Foreign exchange risk, also known as currency risk or exchange rate risk, arises from the change in price of one currency relative to another. This risk can affect businesses, investors, and even individuals who make transactions in a foreign currency, hold foreign investments or operate businesses in foreign countries.
Companies that conduct business internationally are exposed to foreign exchange risk in their day-to-day operations when they buy goods or services from foreign suppliers (payables) or sell goods or services to foreign customers (receivables) in a currency other than their functional currency. Similarly, individuals and investors who own investments denominated in foreign currencies are subject to foreign exchange risk because the value of those investments may change due to fluctuating exchange rates.
Foreign exchange risk can be categorized into three types:
- Transaction Risk: This refers to the risk that a company’s financial performance or the value of its financial instruments will be affected due to changes in exchange rates between the agreement and settlement of a transaction.
- Translation Risk: This is the risk that a company’s reported earnings or balance sheet could be negatively affected during the consolidation process due to currency exchange rate fluctuations.
- Economic Risk : Also known as forecast risk, this involves changes in the expected future cash flows of a company due to unexpected currency fluctuations.
To manage foreign exchange risk, companies use various financial strategies and products, such as forward contracts, futures contracts, options, swaps, or even operational strategies like invoice currency selection or diversification of market presence.
Example of Foreign Exchange Risk
Imagine a U.S. based company, US Tech Inc., that signs a contract to sell software to a European customer for €500,000, with payment to be made three months from now.
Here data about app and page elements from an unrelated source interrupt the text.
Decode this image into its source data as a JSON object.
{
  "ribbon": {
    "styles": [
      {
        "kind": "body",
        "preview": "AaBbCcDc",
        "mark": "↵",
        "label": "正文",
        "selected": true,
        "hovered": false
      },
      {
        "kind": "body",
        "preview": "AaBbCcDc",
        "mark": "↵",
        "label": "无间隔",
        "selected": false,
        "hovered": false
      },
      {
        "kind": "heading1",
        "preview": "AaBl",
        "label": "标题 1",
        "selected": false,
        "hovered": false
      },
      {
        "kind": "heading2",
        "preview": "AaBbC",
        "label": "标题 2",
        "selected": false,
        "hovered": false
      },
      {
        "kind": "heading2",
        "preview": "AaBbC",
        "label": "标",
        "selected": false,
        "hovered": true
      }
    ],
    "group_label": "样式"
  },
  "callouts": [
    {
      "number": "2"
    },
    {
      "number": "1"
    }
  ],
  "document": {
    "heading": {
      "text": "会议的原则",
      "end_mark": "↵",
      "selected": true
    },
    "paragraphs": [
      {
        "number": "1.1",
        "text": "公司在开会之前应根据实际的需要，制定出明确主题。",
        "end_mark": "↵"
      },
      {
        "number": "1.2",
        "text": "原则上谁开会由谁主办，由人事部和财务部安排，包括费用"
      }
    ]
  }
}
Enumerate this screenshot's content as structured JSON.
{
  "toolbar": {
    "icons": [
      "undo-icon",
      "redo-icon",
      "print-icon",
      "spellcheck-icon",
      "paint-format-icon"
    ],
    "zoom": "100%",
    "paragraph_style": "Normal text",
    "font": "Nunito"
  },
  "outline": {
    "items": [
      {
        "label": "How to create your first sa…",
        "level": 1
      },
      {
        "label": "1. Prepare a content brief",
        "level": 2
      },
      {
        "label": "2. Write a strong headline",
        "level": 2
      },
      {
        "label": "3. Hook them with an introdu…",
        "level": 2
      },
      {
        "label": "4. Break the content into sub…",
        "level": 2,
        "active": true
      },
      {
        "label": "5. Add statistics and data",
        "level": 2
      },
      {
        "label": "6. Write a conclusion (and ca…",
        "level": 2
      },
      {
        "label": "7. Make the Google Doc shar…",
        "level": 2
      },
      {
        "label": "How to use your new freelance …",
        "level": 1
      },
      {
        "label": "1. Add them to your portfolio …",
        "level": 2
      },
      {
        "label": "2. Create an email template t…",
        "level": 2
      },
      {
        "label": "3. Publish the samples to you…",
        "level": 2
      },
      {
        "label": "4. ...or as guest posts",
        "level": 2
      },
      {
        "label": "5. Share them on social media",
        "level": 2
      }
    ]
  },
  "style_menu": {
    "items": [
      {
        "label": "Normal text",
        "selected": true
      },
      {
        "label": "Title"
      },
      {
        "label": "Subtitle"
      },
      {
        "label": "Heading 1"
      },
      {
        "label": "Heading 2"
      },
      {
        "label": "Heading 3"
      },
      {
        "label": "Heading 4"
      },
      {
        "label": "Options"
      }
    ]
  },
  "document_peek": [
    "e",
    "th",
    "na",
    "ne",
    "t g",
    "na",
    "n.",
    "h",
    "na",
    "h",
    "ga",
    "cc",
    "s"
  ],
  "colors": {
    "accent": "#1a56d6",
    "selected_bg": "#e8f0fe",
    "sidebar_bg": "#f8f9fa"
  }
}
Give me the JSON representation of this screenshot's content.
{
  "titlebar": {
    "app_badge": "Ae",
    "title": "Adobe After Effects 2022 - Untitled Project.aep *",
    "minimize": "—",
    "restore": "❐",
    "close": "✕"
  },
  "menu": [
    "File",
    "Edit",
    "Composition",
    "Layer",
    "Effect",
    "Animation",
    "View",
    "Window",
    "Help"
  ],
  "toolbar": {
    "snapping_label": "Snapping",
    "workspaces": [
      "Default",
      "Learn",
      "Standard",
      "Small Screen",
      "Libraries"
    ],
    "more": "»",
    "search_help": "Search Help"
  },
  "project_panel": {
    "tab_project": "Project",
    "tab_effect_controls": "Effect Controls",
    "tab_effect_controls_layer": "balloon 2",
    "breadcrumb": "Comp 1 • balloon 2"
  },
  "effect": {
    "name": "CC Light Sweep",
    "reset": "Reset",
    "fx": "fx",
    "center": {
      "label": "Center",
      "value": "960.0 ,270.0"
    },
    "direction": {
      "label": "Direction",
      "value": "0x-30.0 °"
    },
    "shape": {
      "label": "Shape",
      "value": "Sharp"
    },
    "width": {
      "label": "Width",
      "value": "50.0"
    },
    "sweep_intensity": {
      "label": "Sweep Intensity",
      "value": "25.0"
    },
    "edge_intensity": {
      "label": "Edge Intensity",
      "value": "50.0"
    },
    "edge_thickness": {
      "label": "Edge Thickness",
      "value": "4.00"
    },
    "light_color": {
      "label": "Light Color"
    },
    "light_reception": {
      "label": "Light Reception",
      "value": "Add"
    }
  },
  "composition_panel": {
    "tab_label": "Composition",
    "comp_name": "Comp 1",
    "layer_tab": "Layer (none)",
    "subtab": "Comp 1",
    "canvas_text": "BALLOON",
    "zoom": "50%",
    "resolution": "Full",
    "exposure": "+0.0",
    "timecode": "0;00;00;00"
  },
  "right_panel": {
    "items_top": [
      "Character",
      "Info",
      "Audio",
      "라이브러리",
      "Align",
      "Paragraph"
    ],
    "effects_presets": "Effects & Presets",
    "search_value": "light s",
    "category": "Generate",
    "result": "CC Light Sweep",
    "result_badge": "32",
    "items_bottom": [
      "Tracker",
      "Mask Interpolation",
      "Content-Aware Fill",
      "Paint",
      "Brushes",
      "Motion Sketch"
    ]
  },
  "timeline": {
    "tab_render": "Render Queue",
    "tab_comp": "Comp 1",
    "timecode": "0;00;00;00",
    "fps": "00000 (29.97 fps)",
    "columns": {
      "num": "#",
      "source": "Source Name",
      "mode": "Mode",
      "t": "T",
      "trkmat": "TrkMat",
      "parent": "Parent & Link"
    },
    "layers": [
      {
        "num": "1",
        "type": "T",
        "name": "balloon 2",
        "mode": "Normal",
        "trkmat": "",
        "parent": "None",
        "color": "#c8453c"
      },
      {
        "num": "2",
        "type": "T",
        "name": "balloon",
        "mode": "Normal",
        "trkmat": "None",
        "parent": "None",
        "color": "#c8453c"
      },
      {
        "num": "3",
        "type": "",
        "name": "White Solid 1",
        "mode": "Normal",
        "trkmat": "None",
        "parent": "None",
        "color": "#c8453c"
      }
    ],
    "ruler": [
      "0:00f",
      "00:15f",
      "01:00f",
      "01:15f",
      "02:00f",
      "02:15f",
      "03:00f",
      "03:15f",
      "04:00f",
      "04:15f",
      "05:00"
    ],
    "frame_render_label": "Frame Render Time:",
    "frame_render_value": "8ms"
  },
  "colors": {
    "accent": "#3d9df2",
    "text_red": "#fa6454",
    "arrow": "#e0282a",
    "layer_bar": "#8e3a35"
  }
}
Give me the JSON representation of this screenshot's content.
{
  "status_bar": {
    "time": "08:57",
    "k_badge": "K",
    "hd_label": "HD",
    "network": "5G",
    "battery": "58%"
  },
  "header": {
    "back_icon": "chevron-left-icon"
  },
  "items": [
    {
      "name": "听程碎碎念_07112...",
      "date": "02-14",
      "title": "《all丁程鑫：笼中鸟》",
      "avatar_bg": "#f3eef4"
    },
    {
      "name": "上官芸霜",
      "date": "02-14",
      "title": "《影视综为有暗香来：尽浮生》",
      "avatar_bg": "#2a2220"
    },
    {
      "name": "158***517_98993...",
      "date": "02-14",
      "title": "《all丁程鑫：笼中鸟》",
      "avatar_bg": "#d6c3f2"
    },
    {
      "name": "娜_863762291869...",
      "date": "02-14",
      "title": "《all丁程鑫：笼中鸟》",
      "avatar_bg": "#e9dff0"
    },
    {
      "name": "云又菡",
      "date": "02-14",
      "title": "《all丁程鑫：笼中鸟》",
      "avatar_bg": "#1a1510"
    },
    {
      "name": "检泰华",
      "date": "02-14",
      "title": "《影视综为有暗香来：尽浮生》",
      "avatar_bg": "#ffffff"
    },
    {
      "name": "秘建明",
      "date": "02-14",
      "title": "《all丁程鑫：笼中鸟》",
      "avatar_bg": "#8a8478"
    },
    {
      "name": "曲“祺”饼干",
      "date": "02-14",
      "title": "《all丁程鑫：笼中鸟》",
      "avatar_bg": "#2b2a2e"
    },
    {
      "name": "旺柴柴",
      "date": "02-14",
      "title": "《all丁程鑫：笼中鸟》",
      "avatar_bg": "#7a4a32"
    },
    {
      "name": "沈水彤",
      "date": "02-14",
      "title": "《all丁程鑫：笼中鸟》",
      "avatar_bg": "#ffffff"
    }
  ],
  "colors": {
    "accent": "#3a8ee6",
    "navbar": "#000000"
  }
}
US Tech Inc. plans to use this revenue to fund its operations and new projects, and it budgets based on the current exchange rate of $1.20/€1, expecting to receive $600,000 (€500,000 * $1.20) in three months.
However, over the next three months, let’s assume that the U.S. dollar strengthens against the euro, and the exchange rate becomes $1.10/€1. Now, when US Tech Inc. receives the €500,000 from its customer and converts it to U.S. dollars, it only gets $550,000 (€500,000 * $1.10).
So, US Tech Inc. has essentially lost $50,000 due to the change in the exchange rate, which is the foreign exchange risk. This could significantly impact the company’s budget, profitability, and even its ability to carry out planned projects.
To manage this risk, US Tech Inc. could have used a foreign exchange forward contract to lock in the exchange rate at the time of the sale, ensuring it would receive the planned $600,000 regardless of how the actual exchange rate moved. This is one of the strategies companies use to hedge against foreign exchange risk.